Extracted data:
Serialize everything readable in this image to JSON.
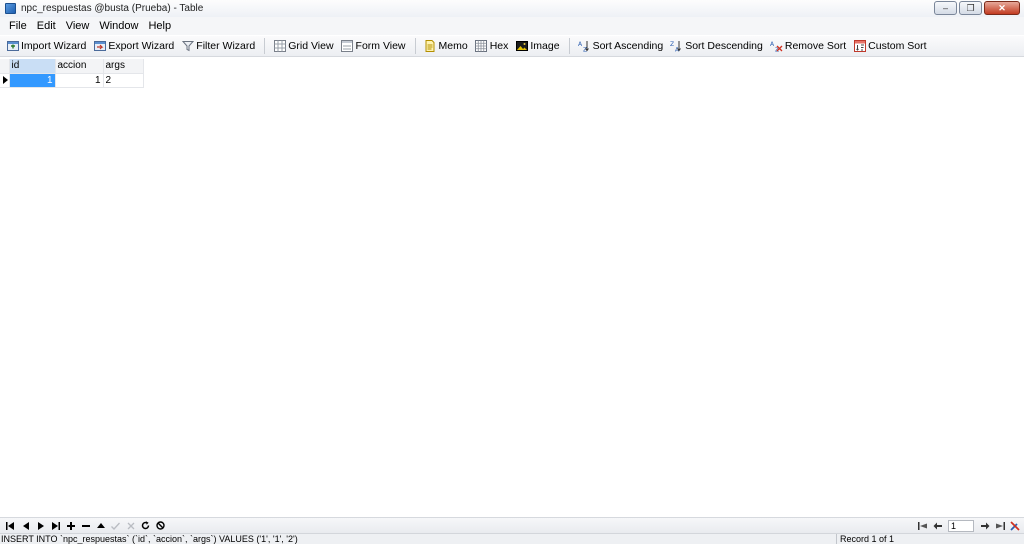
{
  "window": {
    "title": "npc_respuestas @busta (Prueba) - Table",
    "controls": {
      "minimize": "–",
      "restore": "❐",
      "close": "✕"
    }
  },
  "menu": [
    "File",
    "Edit",
    "View",
    "Window",
    "Help"
  ],
  "toolbar": {
    "import_wizard": "Import Wizard",
    "export_wizard": "Export Wizard",
    "filter_wizard": "Filter Wizard",
    "grid_view": "Grid View",
    "form_view": "Form View",
    "memo": "Memo",
    "hex": "Hex",
    "image": "Image",
    "sort_ascending": "Sort Ascending",
    "sort_descending": "Sort Descending",
    "remove_sort": "Remove Sort",
    "custom_sort": "Custom Sort"
  },
  "table": {
    "columns": [
      "id",
      "accion",
      "args"
    ],
    "rows": [
      {
        "id": "1",
        "accion": "1",
        "args": "2"
      }
    ]
  },
  "navigator": {
    "page": "1",
    "icons": [
      "first-record",
      "prev-record",
      "next-record",
      "last-record",
      "add-record",
      "delete-record",
      "move-up",
      "apply",
      "cancel",
      "refresh",
      "stop"
    ]
  },
  "status": {
    "sql": "INSERT INTO `npc_respuestas` (`id`, `accion`, `args`) VALUES ('1', '1', '2')",
    "record": "Record 1 of 1"
  },
  "colors": {
    "selection": "#3399ff",
    "header_selected": "#c9def5"
  }
}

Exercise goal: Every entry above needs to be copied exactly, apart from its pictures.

Task solution:
Serialize everything readable in this image to JSON.
{
  "window": {
    "title": "npc_respuestas @busta (Prueba) - Table",
    "controls": {
      "minimize": "–",
      "restore": "❐",
      "close": "✕"
    }
  },
  "menu": [
    "File",
    "Edit",
    "View",
    "Window",
    "Help"
  ],
  "toolbar": {
    "import_wizard": "Import Wizard",
    "export_wizard": "Export Wizard",
    "filter_wizard": "Filter Wizard",
    "grid_view": "Grid View",
    "form_view": "Form View",
    "memo": "Memo",
    "hex": "Hex",
    "image": "Image",
    "sort_ascending": "Sort Ascending",
    "sort_descending": "Sort Descending",
    "remove_sort": "Remove Sort",
    "custom_sort": "Custom Sort"
  },
  "table": {
    "columns": [
      "id",
      "accion",
      "args"
    ],
    "rows": [
      {
        "id": "1",
        "accion": "1",
        "args": "2"
      }
    ]
  },
  "navigator": {
    "page": "1",
    "icons": [
      "first-record",
      "prev-record",
      "next-record",
      "last-record",
      "add-record",
      "delete-record",
      "move-up",
      "apply",
      "cancel",
      "refresh",
      "stop"
    ]
  },
  "status": {
    "sql": "INSERT INTO `npc_respuestas` (`id`, `accion`, `args`) VALUES ('1', '1', '2')",
    "record": "Record 1 of 1"
  },
  "colors": {
    "selection": "#3399ff",
    "header_selected": "#c9def5"
  }
}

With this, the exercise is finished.